Employment news: A briefing on pre-employment health screening

Christina Morton
Professional support lawyer | UK

Many employers seek information about the health of prospective employees and there are good reasons for doing so, including the employer's duty of care to employees and duties under disability discrimination law.

Some employers undertake health screening at an early stage of the recruitment process. Others wait until the offer stage and make an offer of employment conditional on the employee undergoing and performing satisfactorily in a health assessment.

At present there are limited restrictions (such as the provisions of the Data Protection Act) on the way in which employers carry out pre-employment health screening. There may also be legal consequences, particularly under the Disability Discrimination Act, if they deal inappropriately with the information disclosed during screening.

However, evidence that many disabled people are deterred from applying for employment by the prospect of having to deal with health questionnaires has led to campaigns for more specific measures. As a result, provisions have been included in the Equality Act 2010 (the ‘Act'). These are due to come into effect in October this year.

The position after October 2010

The Act introduces a new provision that restricts the circumstances in which employers can undertake health screening at the earlier stages of a recruitment exercise.

What is prohibited?

The Act states that employers must not ask about a job applicant's health before:

  • offering work to the applicant; or
  • deciding whether to include the applicant in a short list.


Prospective employers can ask health-related questions before short-listing or making a job offer if it is necessary for them to do so for one or more reasons permitted by the Act. The reasons are that:

  • the employer needs to establish whether the employee is fit to undergo an assessment, or whether the employer has a duty to make reasonable adjustments in connection with an assessment;
  • the employer needs to establish whether the job applicant will be able to carry out a function that is intrinsic to the job concerned;
  • the employer wishes to undertake diversity monitoring;
  • the employer is considering taking positive action in relation to disabled persons; and
  • it is a genuine requirement of the job that the employee has a particular disability.

A question that does not fall within one or more of these exceptions will be prohibited.

Consequences of asking prohibited questions

Asking a prohibited question does not by itself give a job applicant a tribunal claim. However, if a job applicant who has been asked a prohibited question does bring a claim of disability discrimination, the burden will be on the employer to prove that it has not discriminated. If it cannot do so, the tribunal will be bound to find that the employer has discriminated by posing the prohibited question.

The Act also provides that an employer who asks prohibited questions may be subject to enforcement action by the Equality and Human Rights Commission.

Practical consequences

Employers who use health questionnaires or health screening as part of their recruitment exercises should review:

  • the type of questions they pose; and
  • the time at which they pose them.

They should consider amending their procedures if, for example:

  • they use questionnaires before short-listing;
  • they use standard form questionnaires for all job applicants;
  • they are not simply asking questions for diversity monitoring purposes or to establish whether they need to make reasonable adjustments to the recruitment process; or
  • they routinely screen out before short-listing applications which disclose a complex medical history.

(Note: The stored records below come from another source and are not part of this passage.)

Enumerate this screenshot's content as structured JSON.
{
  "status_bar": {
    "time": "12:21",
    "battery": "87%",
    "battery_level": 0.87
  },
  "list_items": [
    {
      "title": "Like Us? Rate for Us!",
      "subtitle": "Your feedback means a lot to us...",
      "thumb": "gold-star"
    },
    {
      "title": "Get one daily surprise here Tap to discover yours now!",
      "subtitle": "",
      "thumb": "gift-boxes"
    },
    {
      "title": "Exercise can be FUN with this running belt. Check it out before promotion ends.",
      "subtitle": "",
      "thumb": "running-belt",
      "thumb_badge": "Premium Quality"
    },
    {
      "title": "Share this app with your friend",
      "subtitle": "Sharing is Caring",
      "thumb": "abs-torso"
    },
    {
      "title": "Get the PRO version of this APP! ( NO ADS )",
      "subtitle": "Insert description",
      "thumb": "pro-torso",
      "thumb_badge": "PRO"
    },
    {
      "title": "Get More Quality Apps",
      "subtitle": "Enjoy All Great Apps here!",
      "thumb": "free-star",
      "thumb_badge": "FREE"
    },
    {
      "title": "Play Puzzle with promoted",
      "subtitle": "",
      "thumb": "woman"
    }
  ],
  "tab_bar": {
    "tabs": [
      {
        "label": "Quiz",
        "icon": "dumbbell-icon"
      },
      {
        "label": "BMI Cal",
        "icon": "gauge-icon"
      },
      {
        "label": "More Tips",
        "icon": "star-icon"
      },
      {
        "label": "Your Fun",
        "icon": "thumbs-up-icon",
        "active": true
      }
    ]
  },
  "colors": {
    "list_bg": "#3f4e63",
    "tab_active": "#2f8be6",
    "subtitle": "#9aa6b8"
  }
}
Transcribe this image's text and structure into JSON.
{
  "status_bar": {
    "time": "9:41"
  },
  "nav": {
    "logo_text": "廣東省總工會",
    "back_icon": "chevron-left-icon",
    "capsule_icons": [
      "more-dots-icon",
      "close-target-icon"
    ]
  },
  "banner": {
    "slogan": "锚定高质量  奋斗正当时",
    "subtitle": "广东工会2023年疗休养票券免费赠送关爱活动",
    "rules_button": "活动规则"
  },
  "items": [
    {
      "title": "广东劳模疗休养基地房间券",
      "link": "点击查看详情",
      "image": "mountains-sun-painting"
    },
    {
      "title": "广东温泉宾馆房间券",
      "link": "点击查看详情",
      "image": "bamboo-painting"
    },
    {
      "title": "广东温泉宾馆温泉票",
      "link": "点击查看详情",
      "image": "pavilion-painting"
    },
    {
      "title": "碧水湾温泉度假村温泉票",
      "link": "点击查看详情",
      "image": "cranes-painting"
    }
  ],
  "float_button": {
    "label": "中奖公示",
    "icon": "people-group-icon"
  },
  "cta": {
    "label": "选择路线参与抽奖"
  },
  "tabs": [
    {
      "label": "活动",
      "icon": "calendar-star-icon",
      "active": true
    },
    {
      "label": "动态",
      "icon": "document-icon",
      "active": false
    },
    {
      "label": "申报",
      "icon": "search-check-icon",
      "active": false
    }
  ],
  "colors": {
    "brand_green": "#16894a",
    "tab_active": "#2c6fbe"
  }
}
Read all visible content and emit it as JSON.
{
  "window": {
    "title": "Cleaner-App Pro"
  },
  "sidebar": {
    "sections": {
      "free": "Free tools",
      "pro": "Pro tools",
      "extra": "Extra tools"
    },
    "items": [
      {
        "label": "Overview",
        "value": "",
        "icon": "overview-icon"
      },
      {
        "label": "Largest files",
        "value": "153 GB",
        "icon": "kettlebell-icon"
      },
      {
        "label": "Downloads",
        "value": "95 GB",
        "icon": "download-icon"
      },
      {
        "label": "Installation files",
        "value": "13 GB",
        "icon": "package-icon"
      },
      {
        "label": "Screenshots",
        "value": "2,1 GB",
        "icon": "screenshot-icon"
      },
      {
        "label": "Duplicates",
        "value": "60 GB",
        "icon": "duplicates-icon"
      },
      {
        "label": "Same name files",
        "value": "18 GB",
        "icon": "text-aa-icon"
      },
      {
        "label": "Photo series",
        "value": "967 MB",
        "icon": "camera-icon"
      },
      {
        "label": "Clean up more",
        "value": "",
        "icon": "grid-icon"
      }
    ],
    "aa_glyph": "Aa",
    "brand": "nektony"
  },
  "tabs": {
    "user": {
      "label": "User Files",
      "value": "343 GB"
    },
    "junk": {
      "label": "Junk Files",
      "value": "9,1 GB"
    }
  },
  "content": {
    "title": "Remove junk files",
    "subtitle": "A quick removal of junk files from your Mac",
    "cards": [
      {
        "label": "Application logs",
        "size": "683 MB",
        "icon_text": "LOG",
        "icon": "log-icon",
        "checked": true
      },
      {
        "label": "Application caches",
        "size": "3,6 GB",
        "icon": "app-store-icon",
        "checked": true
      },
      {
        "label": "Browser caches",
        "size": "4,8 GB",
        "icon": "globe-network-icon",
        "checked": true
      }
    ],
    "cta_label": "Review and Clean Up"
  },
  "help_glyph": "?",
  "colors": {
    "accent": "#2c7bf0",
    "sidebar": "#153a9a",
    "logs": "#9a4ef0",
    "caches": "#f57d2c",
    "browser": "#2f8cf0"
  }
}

Even employers who do not send out questionnaires until a job offer has been made should consider:

  • the type of questions they are asking and whether these are well designed to elicit the information they need;
  • how they deal with the information once it has been disclosed, bearing in mind the duty to make reasonable adjustments; and
  • whether their procedures comply with the Information Commissioner's Code of Practice on Employment.
Christina Morton Professional support lawyer | London

Category: Article